App and web page records
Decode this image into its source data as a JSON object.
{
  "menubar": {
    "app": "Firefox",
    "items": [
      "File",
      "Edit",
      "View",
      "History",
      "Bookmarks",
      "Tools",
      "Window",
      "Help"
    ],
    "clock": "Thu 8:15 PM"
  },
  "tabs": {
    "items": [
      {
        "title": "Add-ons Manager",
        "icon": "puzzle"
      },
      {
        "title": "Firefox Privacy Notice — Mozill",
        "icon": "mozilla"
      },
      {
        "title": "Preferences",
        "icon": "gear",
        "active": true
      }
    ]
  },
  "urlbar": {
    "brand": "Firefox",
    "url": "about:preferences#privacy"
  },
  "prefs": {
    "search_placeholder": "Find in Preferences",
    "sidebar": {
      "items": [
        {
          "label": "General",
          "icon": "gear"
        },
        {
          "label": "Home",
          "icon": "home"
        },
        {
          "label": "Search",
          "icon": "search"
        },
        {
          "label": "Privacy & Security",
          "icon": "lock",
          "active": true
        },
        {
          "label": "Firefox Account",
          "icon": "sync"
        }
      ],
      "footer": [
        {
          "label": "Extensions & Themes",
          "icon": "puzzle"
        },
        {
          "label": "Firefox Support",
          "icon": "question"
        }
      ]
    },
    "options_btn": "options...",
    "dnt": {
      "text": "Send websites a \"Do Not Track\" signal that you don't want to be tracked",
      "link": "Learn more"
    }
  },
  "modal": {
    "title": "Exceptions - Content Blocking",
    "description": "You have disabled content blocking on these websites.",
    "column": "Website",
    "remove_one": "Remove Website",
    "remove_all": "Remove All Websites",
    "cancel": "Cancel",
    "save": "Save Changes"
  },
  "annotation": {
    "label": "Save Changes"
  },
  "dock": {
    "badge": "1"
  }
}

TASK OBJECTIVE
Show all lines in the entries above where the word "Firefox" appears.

RESULT BELOW
    "app": "Firefox",
        "title": "Firefox Privacy Notice — Mozill",
    "brand": "Firefox",
          "label": "Firefox Account",
          "label": "Firefox Support",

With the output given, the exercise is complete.